Abington Library ready to start curbside pickup/dropoff starting May 26
It’s been an unusual start to 2020 for the Abington Public Library. First, the building closed for three weeks in mid-February to replace the nearly 20-year-old carpets. Then less than two weeks after patrons were allowed back in, the library was forced to close its doors again as the COVID-19 pandemic shuttered many businesses and institutions.
“It’s been an extraordinarily strange start to the year,” said Abington Public Library Director Deborah Grimmett.
Business is about to pick back up, however. Libraries will be allowed to start lending out materials via curbside pick-ups and drop-offs beginning May 25 as part of Gov. Charlie Baker’s phased reopening of the state.

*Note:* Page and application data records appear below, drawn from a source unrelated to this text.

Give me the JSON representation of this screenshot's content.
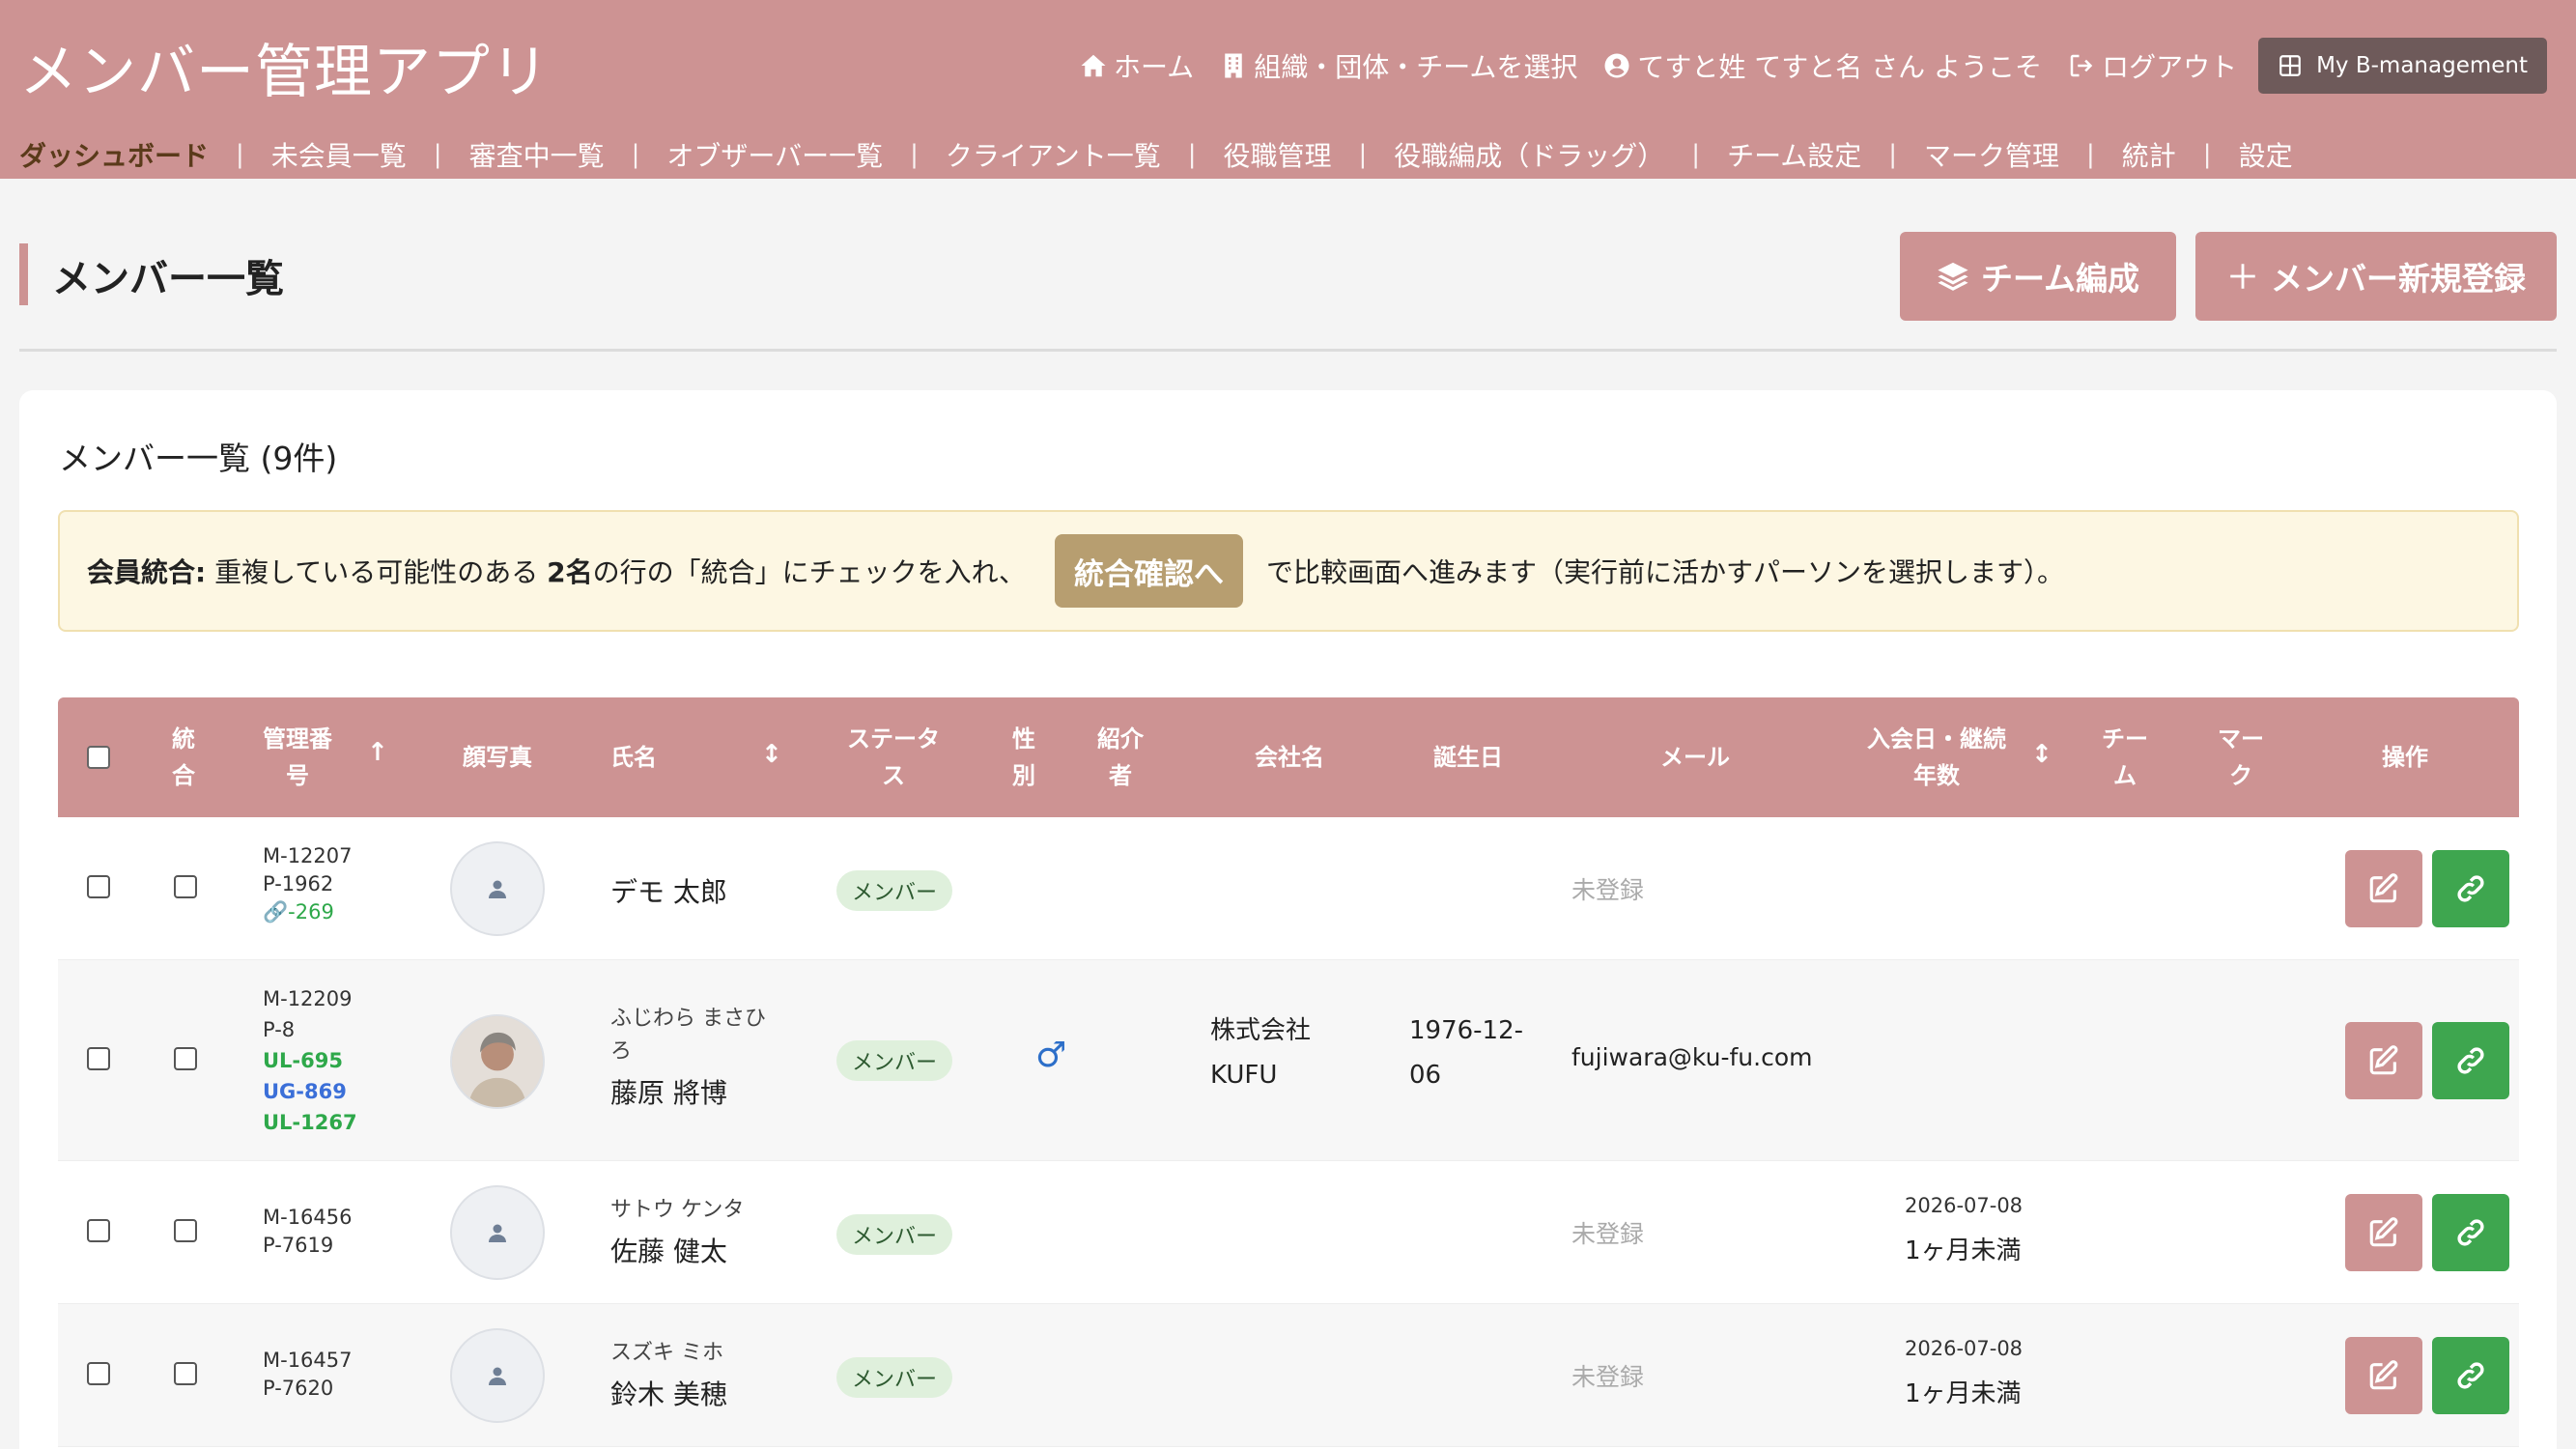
{
  "app": {
    "title": "メンバー管理アプリ"
  },
  "top_links": {
    "home": "ホーム",
    "select_org": "組織・団体・チームを選択",
    "welcome": "てすと姓 てすと名 さん ようこそ",
    "logout": "ログアウト",
    "my_button": "My B-management"
  },
  "nav": {
    "items": [
      "ダッシュボード",
      "未会員一覧",
      "審査中一覧",
      "オブザーバー一覧",
      "クライアント一覧",
      "役職管理",
      "役職編成（ドラッグ）",
      "チーム設定",
      "マーク管理",
      "統計",
      "設定"
    ],
    "separator": "|"
  },
  "page": {
    "title": "メンバー一覧",
    "team_button": "チーム編成",
    "new_button": "メンバー新規登録"
  },
  "card": {
    "title": "メンバー一覧 (9件)"
  },
  "notice": {
    "label": "会員統合:",
    "text1": " 重複している可能性のある ",
    "count": "2名",
    "text2": " の行の「統合」にチェックを入れ、",
    "button": "統合確認へ",
    "text3": "で比較画面へ進みます（実行前に活かすパーソンを選択します）。"
  },
  "table": {
    "headers": {
      "merge": "統\n合",
      "id": "管理番\n号",
      "photo": "顔写真",
      "name": "氏名",
      "status": "ステータ\nス",
      "gender": "性\n別",
      "referrer": "紹介\n者",
      "company": "会社名",
      "birthday": "誕生日",
      "email": "メール",
      "joined": "入会日・継続\n年数",
      "team": "チー\nム",
      "mark": "マー\nク",
      "actions": "操作"
    },
    "sort_asc": "↑",
    "sort_both": "↕",
    "rows": [
      {
        "id1": "M-12207",
        "id2": "P-1962",
        "link_id": "-269",
        "name": "デモ 太郎",
        "status": "メンバー",
        "email": "未登録"
      },
      {
        "id1": "M-12209",
        "id2": "P-8",
        "tag1": "UL-695",
        "tag2": "UG-869",
        "tag3": "UL-1267",
        "kana": "ふじわら まさひ\nろ",
        "name": "藤原 將博",
        "status": "メンバー",
        "gender": "♂",
        "company": "株式会社\nKUFU",
        "birthday": "1976-12-\n06",
        "email": "fujiwara@ku-fu.com"
      },
      {
        "id1": "M-16456",
        "id2": "P-7619",
        "kana": "サトウ ケンタ",
        "name": "佐藤 健太",
        "status": "メンバー",
        "email": "未登録",
        "joined_date": "2026-07-08",
        "joined_years": "1ヶ月未満"
      },
      {
        "id1": "M-16457",
        "id2": "P-7620",
        "kana": "スズキ ミホ",
        "name": "鈴木 美穂",
        "status": "メンバー",
        "email": "未登録",
        "joined_date": "2026-07-08",
        "joined_years": "1ヶ月未満"
      }
    ]
  },
  "colors": {
    "primary": "#cd9393",
    "merge_button": "#b79e70",
    "link_button": "#3ea64f",
    "badge_bg": "#dff0dc"
  },
  "icons": [
    "home-icon",
    "building-icon",
    "user-circle-icon",
    "logout-icon",
    "grid-icon",
    "layers-icon",
    "plus-icon",
    "edit-icon",
    "link-icon",
    "person-icon"
  ]
}
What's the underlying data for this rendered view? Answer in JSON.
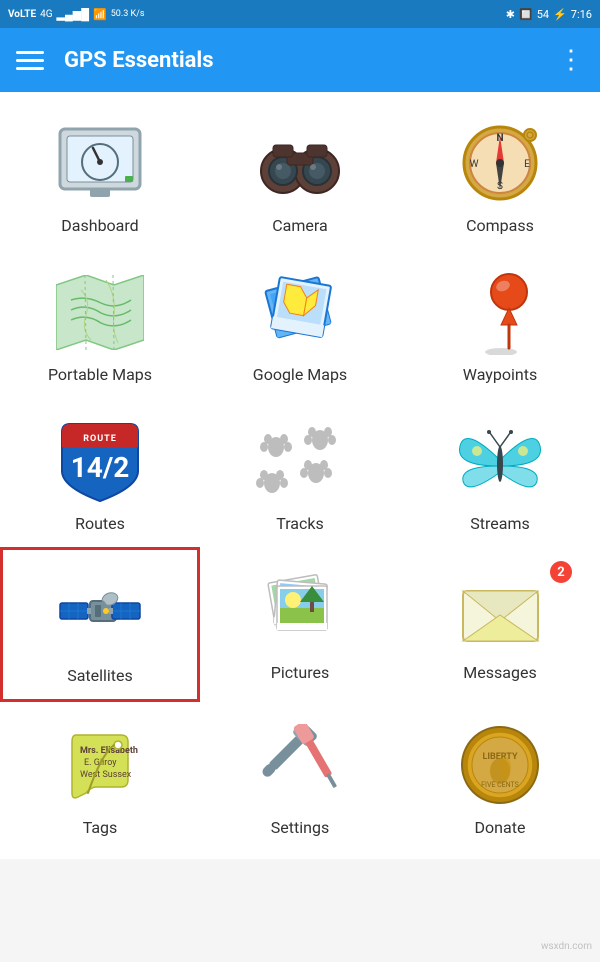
{
  "statusBar": {
    "left": "VoLTE 4G",
    "speed": "50.3 K/s",
    "right": "54",
    "time": "7:16"
  },
  "appBar": {
    "title": "GPS Essentials",
    "menuIcon": "menu-icon",
    "moreIcon": "more-icon"
  },
  "grid": {
    "items": [
      {
        "id": "dashboard",
        "label": "Dashboard",
        "icon": "dashboard-icon",
        "selected": false,
        "badge": null
      },
      {
        "id": "camera",
        "label": "Camera",
        "icon": "camera-icon",
        "selected": false,
        "badge": null
      },
      {
        "id": "compass",
        "label": "Compass",
        "icon": "compass-icon",
        "selected": false,
        "badge": null
      },
      {
        "id": "portable-maps",
        "label": "Portable Maps",
        "icon": "map-icon",
        "selected": false,
        "badge": null
      },
      {
        "id": "google-maps",
        "label": "Google Maps",
        "icon": "google-maps-icon",
        "selected": false,
        "badge": null
      },
      {
        "id": "waypoints",
        "label": "Waypoints",
        "icon": "waypoints-icon",
        "selected": false,
        "badge": null
      },
      {
        "id": "routes",
        "label": "Routes",
        "icon": "routes-icon",
        "selected": false,
        "badge": null
      },
      {
        "id": "tracks",
        "label": "Tracks",
        "icon": "tracks-icon",
        "selected": false,
        "badge": null
      },
      {
        "id": "streams",
        "label": "Streams",
        "icon": "streams-icon",
        "selected": false,
        "badge": null
      },
      {
        "id": "satellites",
        "label": "Satellites",
        "icon": "satellites-icon",
        "selected": true,
        "badge": null
      },
      {
        "id": "pictures",
        "label": "Pictures",
        "icon": "pictures-icon",
        "selected": false,
        "badge": null
      },
      {
        "id": "messages",
        "label": "Messages",
        "icon": "messages-icon",
        "selected": false,
        "badge": 2
      },
      {
        "id": "tags",
        "label": "Tags",
        "icon": "tags-icon",
        "selected": false,
        "badge": null
      },
      {
        "id": "settings",
        "label": "Settings",
        "icon": "settings-icon",
        "selected": false,
        "badge": null
      },
      {
        "id": "donate",
        "label": "Donate",
        "icon": "donate-icon",
        "selected": false,
        "badge": null
      }
    ]
  },
  "watermark": "wsxdn.com"
}
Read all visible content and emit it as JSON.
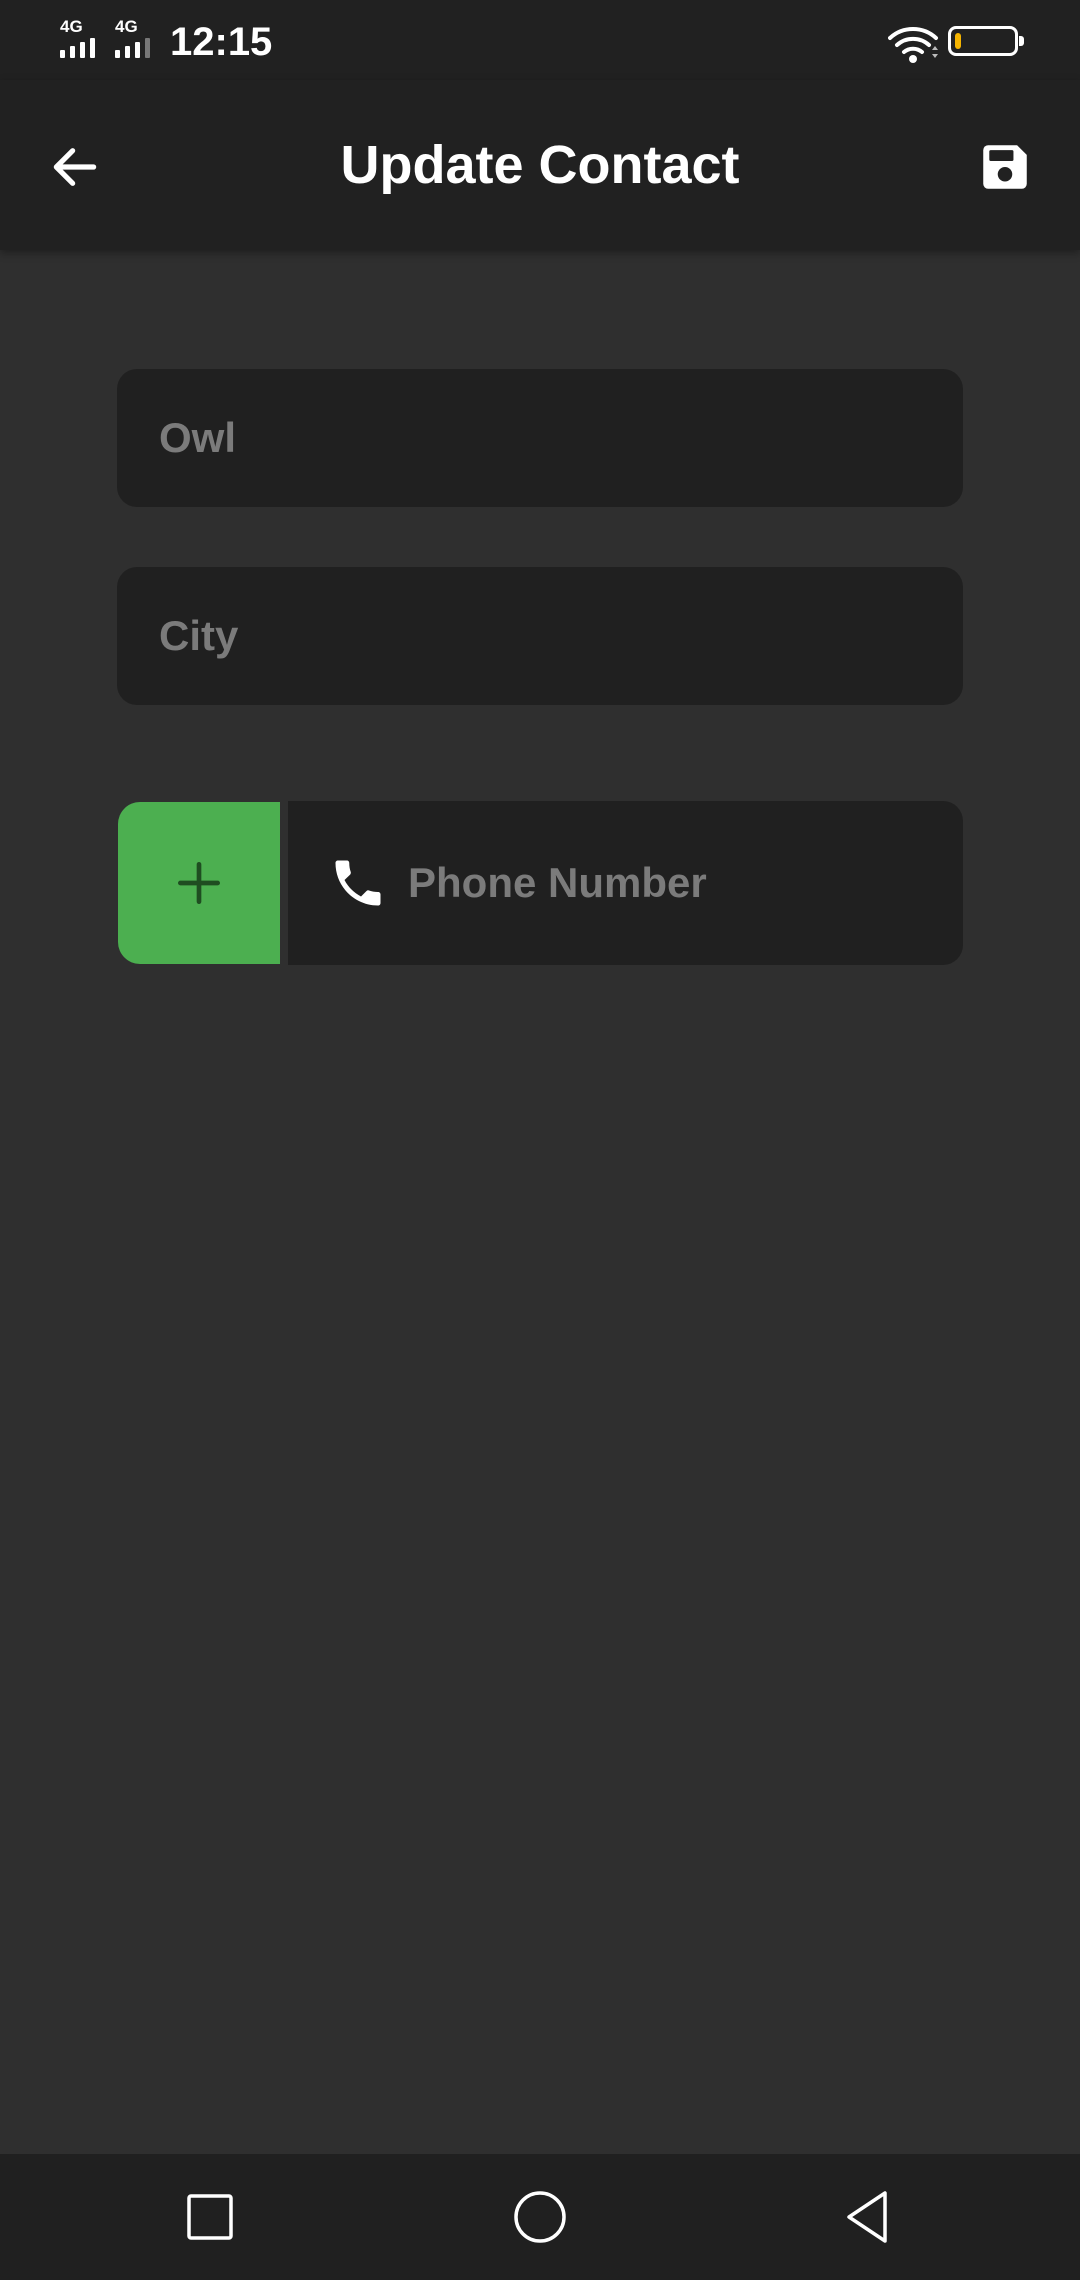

“We’re pretty happy,” Grimmett said. “For those people who prefer to read print, or don’t have access to digital services because they don’t have access to the internet at home or devices, we’ve been gravely concerned about them.”
Although the library’s doors have been closed and print materials locked inside, Grimmett said her team has been busy helping patrons get materials electronically via a pair of digital apps called Hoopla and Overdrive. With more time on their hands in recent weeks, Abington readers have been busy bookworms. Grimmett said circulation numbers have jumped 25 percent since the shutdown took effect in March, with numbers up 100 percent this past April alone compared to April 2019.
“A 25 percent increase is a fairly substantial number,” said Grimmett. “Usually two, three, four percent is good growth.”
The additional digital borrowing has kept Abington’s librarians busy while mostly working from home. Not only does the Abington team curate all the reading selections for the Overdrive app, they’ve also taken on customer service responsibilities, helping troubleshoot issues Abington patrons may be having downloading materials, logging in, or getting the apps to work.
Library staff have also found other ways to keep Abington’s reading community together, including helping book clubs continue to meet through teleconferencing apps, and producing videos for children.
“Last night at home in one window I had a book club meeting, and in the other I was ordering copies of the club’s next book,” Grimmett said.
Erin Miner, a kindergarten and first grade special education teacher, as well as a mother of three, is among those excited to swing by the library, even if it’s in the car.
“As a teacher, I am excited because I am doing read-alouds for my students each week and I feel as though I have read through all the books currently in my house, so I am looking forward to using this for work as well,” she said. “The only tough part will be keeping [my daughter] Leah from trying to bust in and visit her favorite person, Ms. Amy.”
Based on advice from Abington Health Agent Marty Golightly, librarians started returning to work last week to prepare for next week’s opening.
Patrons wanting to take out books can send an email to firstname.lastname@example.org, or call 781-982-2139, and librarians will gather requests.
Materials can be picked up during certain windows of time starting May 26: Monday through Friday from 11 a.m. to 4:30 p.m., and Saturday from 10:30 a.m. to 1 p.m.
When it comes to disinfecting returned materials, Grimmett said the library will be following national industry standards, which call for materials to be quarantined for 72 hours.
“We take them out of the drop-off bin, put them on a cart, and then nobody touches them for 72 hours, and then we check them in,” she said. “That seems to be the best information we have.”
There will be a few changes when people are allowed back in to the library, which is expected to happen during Phase 2 of the state’s reopening plan. Plexiglass shields have been installed at the librarian desks. There will be less seating in study areas. Certain walkways may be made one-way to help people remain six feet apart. The Library Board of Trustees is also considering designating certain hours for seniors and those who are immuno-comppromised, Grimmett said.
BELOW IS THE MESSAGE ABINGTON PUBLIC LIBRARY DIRECTOR DEBORAH GRIMMETT SENT OUT ON MAY 19
Dear Abington Families,
Under the Governor’s “Reopening Massachusetts” plan, curbside pickup of library materials can begin next week. The Abington Public Library will start offering curbside pickup on Tuesday May 26th. If you want books, please email email@example.com, or call the Library at 781-982-2139, and we will gather materials for you. We can offer you specific titles, or an assortment such as “ten picture books for a four year old who likes dinosaurs and space”. Socially distanced pickup windows will be offered Monday through Friday from 11:00 AM to 4:30 PM, and Saturday from 10:30 AM to 1:00 PM, beginning May 26th.
Delivery between libraries has not yet been restored, so your choices are limited to items we currently have in the building. Delivery restoration will take some time. Returns may be placed in the Library’s book and audio-visual drops. Please no donations at this time. Please also understand that for everyone’s safety, library returns must be quarantined for 72 hours before we can check items in and remove them from your borrower’s record. Limited access to the Library building will be allowed in Phase Two of the reopening plan; we do not yet know when this will happen, and what services will be allowed. Please visit our website for more details at https://www.abingtonpl.org/APLcurbside.pdf
We hope that you are safe and well and we look forward to seeing you soon!
Deborah Grimmett, Library DirectorThe Staff and Trustees of the Abington Public Library